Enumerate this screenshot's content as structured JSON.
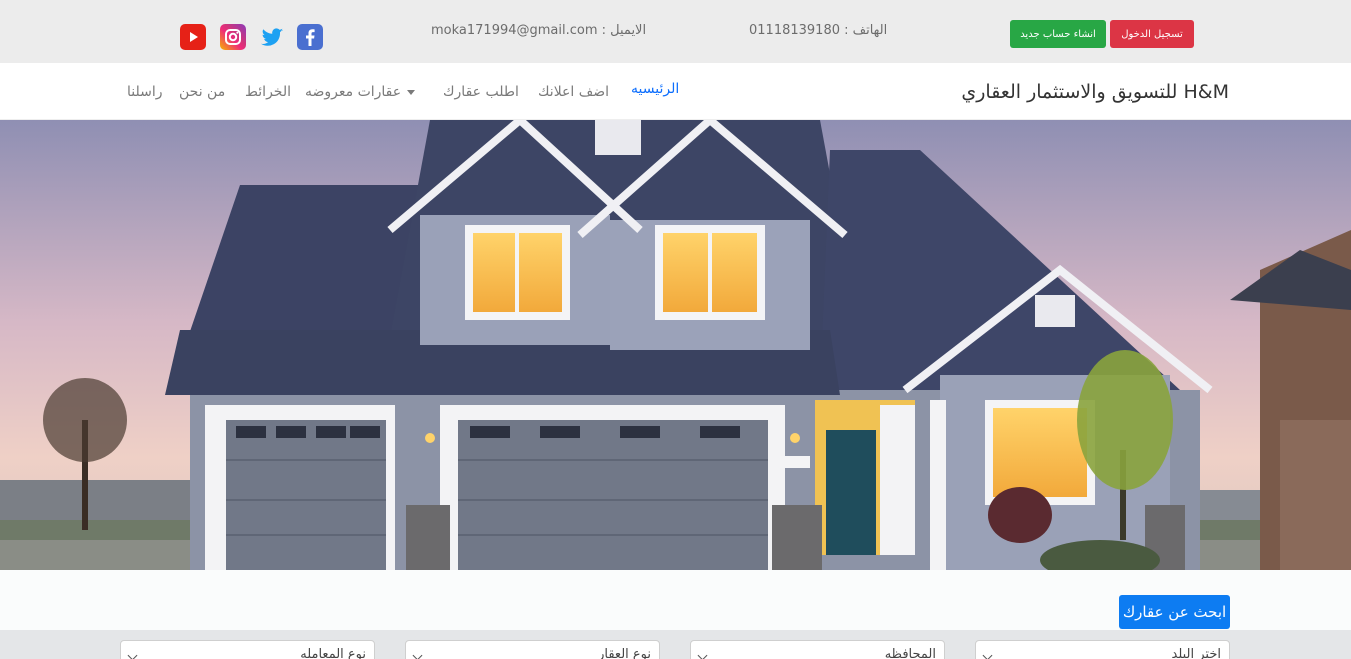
{
  "topbar": {
    "email": "الايميل : moka171994@gmail.com",
    "phone": "الهاتف : 01118139180",
    "register_label": "انشاء حساب جديد",
    "login_label": "تسجيل الدخول",
    "social": [
      "youtube-icon",
      "instagram-icon",
      "twitter-icon",
      "facebook-icon"
    ]
  },
  "navbar": {
    "brand": "H&M للتسويق والاستثمار العقاري",
    "items": [
      {
        "label": "الرئيسيه"
      },
      {
        "label": "اضف اعلانك"
      },
      {
        "label": "اطلب عقارك"
      },
      {
        "label": "عقارات معروضه"
      },
      {
        "label": "الخرائط"
      },
      {
        "label": "من نحن"
      },
      {
        "label": "راسلنا"
      }
    ]
  },
  "search": {
    "button_label": "ابحث عن عقارك",
    "filters": [
      "نوع المعامله",
      "نوع العقار",
      "المحافظه",
      "اختر البلد"
    ]
  },
  "colors": {
    "login": "#dc3545",
    "register": "#28a745",
    "active_nav": "#0d6efd",
    "search_button": "#0d7cf2"
  }
}
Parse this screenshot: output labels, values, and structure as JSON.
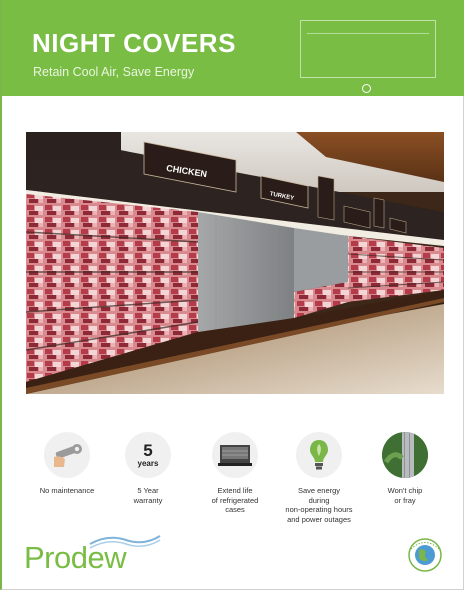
{
  "header": {
    "title": "NIGHT COVERS",
    "subtitle": "Retain Cool Air, Save Energy",
    "accent_color": "#79bd45"
  },
  "photo": {
    "signs": [
      "CHICKEN",
      "TURKEY",
      "",
      "",
      "",
      ""
    ]
  },
  "features": [
    {
      "icon": "wrench-icon",
      "label": "No maintenance"
    },
    {
      "icon": "warranty-icon",
      "number": "5",
      "unit": "years",
      "label": "5 Year\nwarranty"
    },
    {
      "icon": "display-case-icon",
      "label": "Extend life\nof refrigerated\ncases"
    },
    {
      "icon": "light-bulb-icon",
      "label": "Save energy\nduring\nnon-operating hours\nand power outages"
    },
    {
      "icon": "fabric-icon",
      "label": "Won't chip\nor fray"
    }
  ],
  "footer": {
    "logo": "Prodew",
    "badge_icon": "eco-globe-icon"
  }
}
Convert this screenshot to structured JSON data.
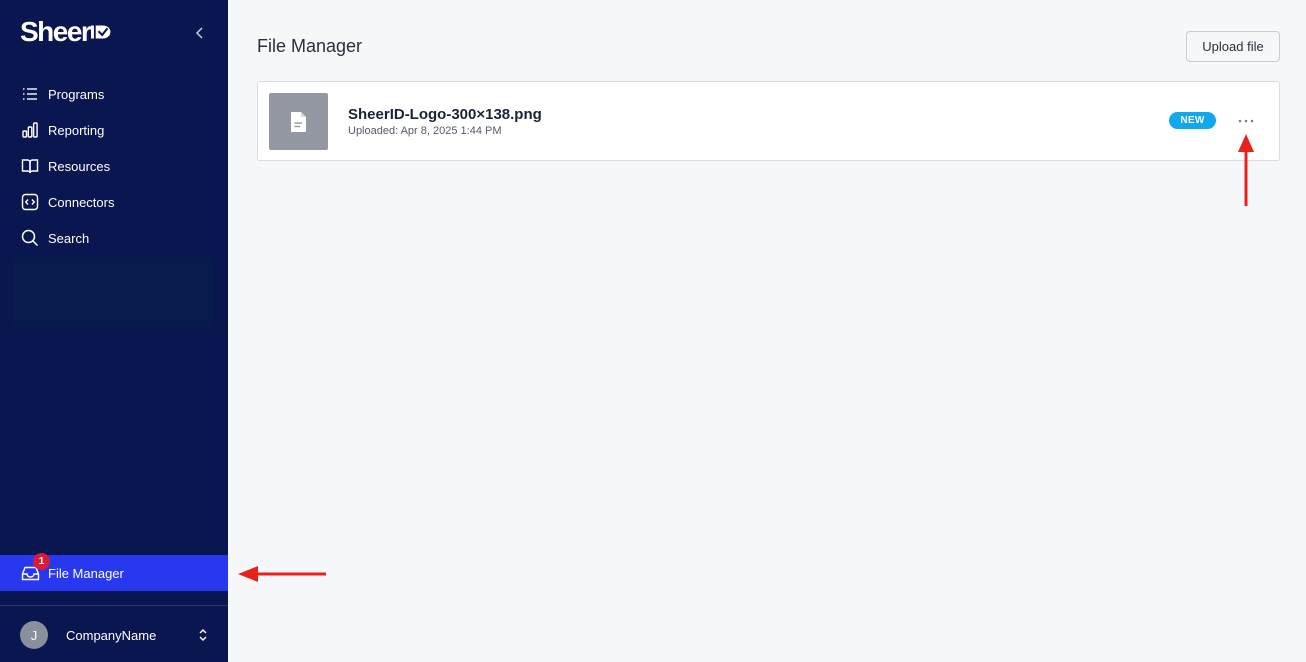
{
  "sidebar": {
    "logo_text": "Sheer",
    "nav": [
      {
        "label": "Programs",
        "icon": "list-icon"
      },
      {
        "label": "Reporting",
        "icon": "bar-chart-icon"
      },
      {
        "label": "Resources",
        "icon": "book-icon"
      },
      {
        "label": "Connectors",
        "icon": "code-icon"
      },
      {
        "label": "Search",
        "icon": "search-icon"
      }
    ],
    "file_manager": {
      "label": "File Manager",
      "badge": "1",
      "icon": "inbox-icon"
    },
    "account": {
      "avatar_initial": "J",
      "company": "CompanyName"
    }
  },
  "main": {
    "title": "File Manager",
    "upload_label": "Upload file",
    "files": [
      {
        "name": "SheerID-Logo-300×138.png",
        "uploaded": "Uploaded: Apr 8, 2025 1:44 PM",
        "badge": "NEW",
        "icon": "document-icon"
      }
    ]
  },
  "colors": {
    "sidebar_bg": "#0a1650",
    "active_item": "#2838ef",
    "badge_new": "#11a8ec",
    "notification": "#d81b3b",
    "annotation_arrow": "#e8211b"
  }
}
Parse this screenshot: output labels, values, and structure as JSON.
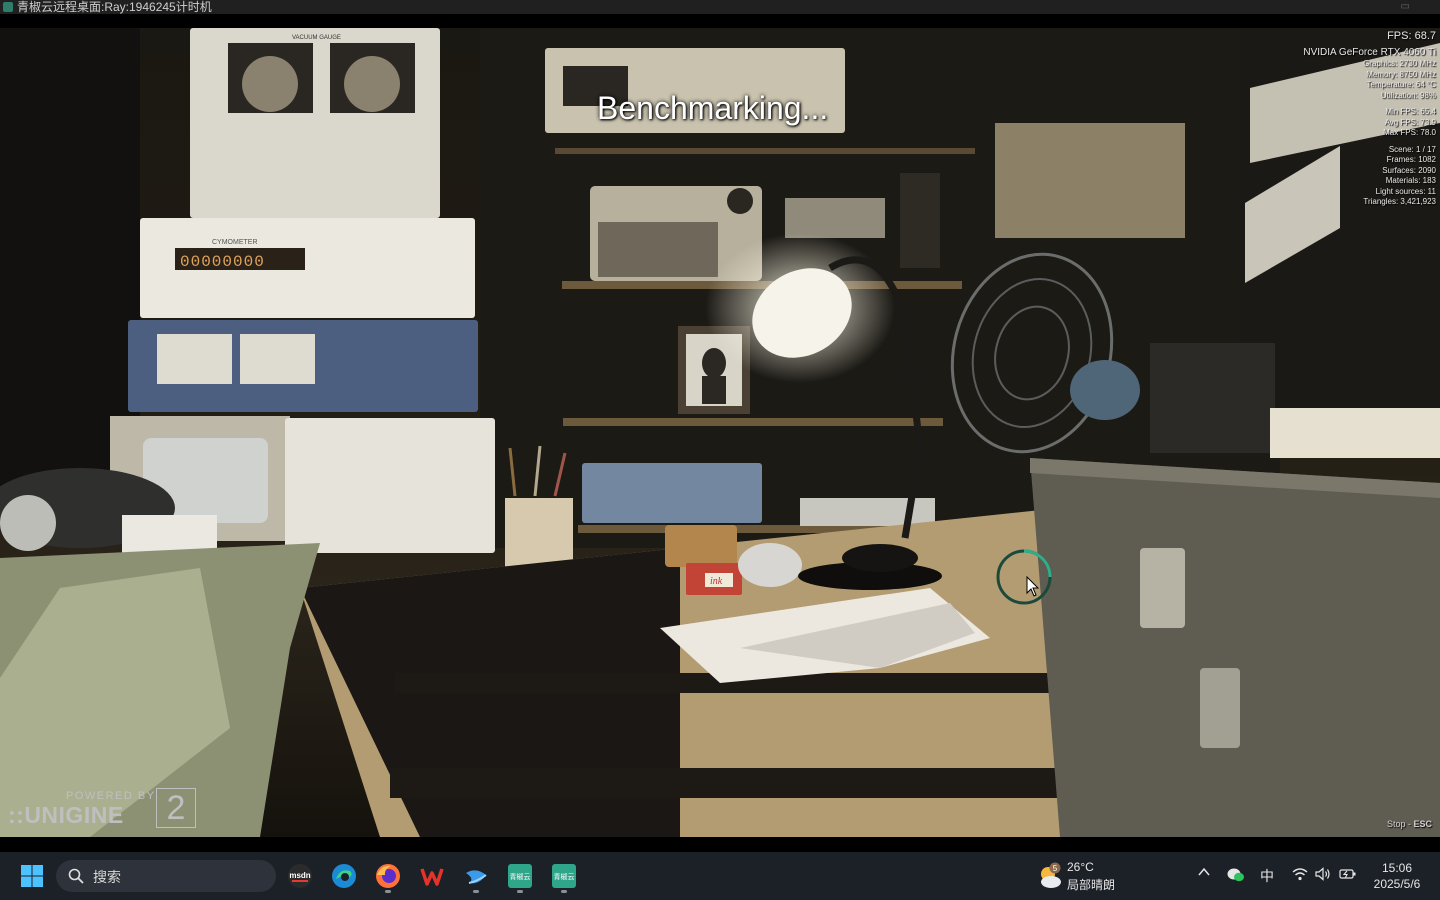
{
  "window": {
    "title": "青椒云远程桌面:Ray:1946245计时机"
  },
  "benchmark": {
    "status_text": "Benchmarking...",
    "stats": {
      "fps": "FPS: 68.7",
      "gpu_name": "NVIDIA GeForce RTX 4060 Ti",
      "graphics": "Graphics: 2730 MHz",
      "memory": "Memory: 8750 MHz",
      "temperature": "Temperature: 64 °C",
      "utilization": "Utilization: 98%",
      "min_fps": "Min FPS: 65.4",
      "avg_fps": "Avg FPS: 73.9",
      "max_fps": "Max FPS: 78.0",
      "scene": "Scene: 1 / 17",
      "frames": "Frames: 1082",
      "surfaces": "Surfaces: 2090",
      "materials": "Materials: 183",
      "light_sources": "Light sources: 11",
      "triangles": "Triangles: 3,421,923"
    },
    "branding": {
      "powered_by": "POWERED BY",
      "brand": "::UNIGINE",
      "version": "2"
    },
    "stop_hint": {
      "label": "Stop - ",
      "key": "ESC"
    },
    "scene_labels": {
      "vacuum_gauge": "VACUUM GAUGE",
      "cymometer": "CYMOMETER",
      "counter": "00000000",
      "ink_box": "ink"
    }
  },
  "taskbar": {
    "search_placeholder": "搜索",
    "apps": [
      {
        "name": "msdn",
        "label": "msdn"
      },
      {
        "name": "edge",
        "label": ""
      },
      {
        "name": "firefox",
        "label": ""
      },
      {
        "name": "wps",
        "label": ""
      },
      {
        "name": "app-blue",
        "label": ""
      },
      {
        "name": "qingjiaoyun-1",
        "label": "青椒云"
      },
      {
        "name": "qingjiaoyun-2",
        "label": "青椒云"
      }
    ],
    "weather": {
      "badge": "5",
      "temp": "26°C",
      "desc": "局部晴朗"
    },
    "ime": "中",
    "clock": {
      "time": "15:06",
      "date": "2025/5/6"
    }
  }
}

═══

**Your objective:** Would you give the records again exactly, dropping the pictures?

**Solved exercise:**
Enumerate this screenshot's content as structured JSON.
{
  "topbar": {
    "email": "الايميل : moka171994@gmail.com",
    "phone": "الهاتف : 01118139180",
    "register_label": "انشاء حساب جديد",
    "login_label": "تسجيل الدخول",
    "social": [
      "youtube-icon",
      "instagram-icon",
      "twitter-icon",
      "facebook-icon"
    ]
  },
  "navbar": {
    "brand": "H&M للتسويق والاستثمار العقاري",
    "items": [
      {
        "label": "الرئيسيه"
      },
      {
        "label": "اضف اعلانك"
      },
      {
        "label": "اطلب عقارك"
      },
      {
        "label": "عقارات معروضه"
      },
      {
        "label": "الخرائط"
      },
      {
        "label": "من نحن"
      },
      {
        "label": "راسلنا"
      }
    ]
  },
  "search": {
    "button_label": "ابحث عن عقارك",
    "filters": [
      "نوع المعامله",
      "نوع العقار",
      "المحافظه",
      "اختر البلد"
    ]
  },
  "colors": {
    "login": "#dc3545",
    "register": "#28a745",
    "active_nav": "#0d6efd",
    "search_button": "#0d7cf2"
  }
}
Parse this screenshot: output labels, values, and structure as JSON.
{
  "header": {
    "title": "NIGHT COVERS",
    "subtitle": "Retain Cool Air, Save Energy",
    "accent_color": "#79bd45"
  },
  "photo": {
    "signs": [
      "CHICKEN",
      "TURKEY",
      "",
      "",
      "",
      ""
    ]
  },
  "features": [
    {
      "icon": "wrench-icon",
      "label": "No maintenance"
    },
    {
      "icon": "warranty-icon",
      "number": "5",
      "unit": "years",
      "label": "5 Year\nwarranty"
    },
    {
      "icon": "display-case-icon",
      "label": "Extend life\nof refrigerated\ncases"
    },
    {
      "icon": "light-bulb-icon",
      "label": "Save energy\nduring\nnon-operating hours\nand power outages"
    },
    {
      "icon": "fabric-icon",
      "label": "Won't chip\nor fray"
    }
  ],
  "footer": {
    "logo": "Prodew",
    "badge_icon": "eco-globe-icon"
  }
}
Convert this screenshot to structured JSON data.
{
  "sidebar": {
    "logo_text": "Sheer",
    "nav": [
      {
        "label": "Programs",
        "icon": "list-icon"
      },
      {
        "label": "Reporting",
        "icon": "bar-chart-icon"
      },
      {
        "label": "Resources",
        "icon": "book-icon"
      },
      {
        "label": "Connectors",
        "icon": "code-icon"
      },
      {
        "label": "Search",
        "icon": "search-icon"
      }
    ],
    "file_manager": {
      "label": "File Manager",
      "badge": "1",
      "icon": "inbox-icon"
    },
    "account": {
      "avatar_initial": "J",
      "company": "CompanyName"
    }
  },
  "main": {
    "title": "File Manager",
    "upload_label": "Upload file",
    "files": [
      {
        "name": "SheerID-Logo-300×138.png",
        "uploaded": "Uploaded: Apr 8, 2025 1:44 PM",
        "badge": "NEW",
        "icon": "document-icon"
      }
    ]
  },
  "colors": {
    "sidebar_bg": "#0a1650",
    "active_item": "#2838ef",
    "badge_new": "#11a8ec",
    "notification": "#d81b3b",
    "annotation_arrow": "#e8211b"
  }
}
Parse this screenshot: output labels, values, and structure as JSON.
{
  "window": {
    "title": "青椒云远程桌面:Ray:1946245计时机"
  },
  "benchmark": {
    "status_text": "Benchmarking...",
    "stats": {
      "fps": "FPS: 68.7",
      "gpu_name": "NVIDIA GeForce RTX 4060 Ti",
      "graphics": "Graphics: 2730 MHz",
      "memory": "Memory: 8750 MHz",
      "temperature": "Temperature: 64 °C",
      "utilization": "Utilization: 98%",
      "min_fps": "Min FPS: 65.4",
      "avg_fps": "Avg FPS: 73.9",
      "max_fps": "Max FPS: 78.0",
      "scene": "Scene: 1 / 17",
      "frames": "Frames: 1082",
      "surfaces": "Surfaces: 2090",
      "materials": "Materials: 183",
      "light_sources": "Light sources: 11",
      "triangles": "Triangles: 3,421,923"
    },
    "branding": {
      "powered_by": "POWERED BY",
      "brand": "::UNIGINE",
      "version": "2"
    },
    "stop_hint": {
      "label": "Stop - ",
      "key": "ESC"
    },
    "scene_labels": {
      "vacuum_gauge": "VACUUM GAUGE",
      "cymometer": "CYMOMETER",
      "counter": "00000000",
      "ink_box": "ink"
    }
  },
  "taskbar": {
    "search_placeholder": "搜索",
    "apps": [
      {
        "name": "msdn",
        "label": "msdn"
      },
      {
        "name": "edge",
        "label": ""
      },
      {
        "name": "firefox",
        "label": ""
      },
      {
        "name": "wps",
        "label": ""
      },
      {
        "name": "app-blue",
        "label": ""
      },
      {
        "name": "qingjiaoyun-1",
        "label": "青椒云"
      },
      {
        "name": "qingjiaoyun-2",
        "label": "青椒云"
      }
    ],
    "weather": {
      "badge": "5",
      "temp": "26°C",
      "desc": "局部晴朗"
    },
    "ime": "中",
    "clock": {
      "time": "15:06",
      "date": "2025/5/6"
    }
  }
}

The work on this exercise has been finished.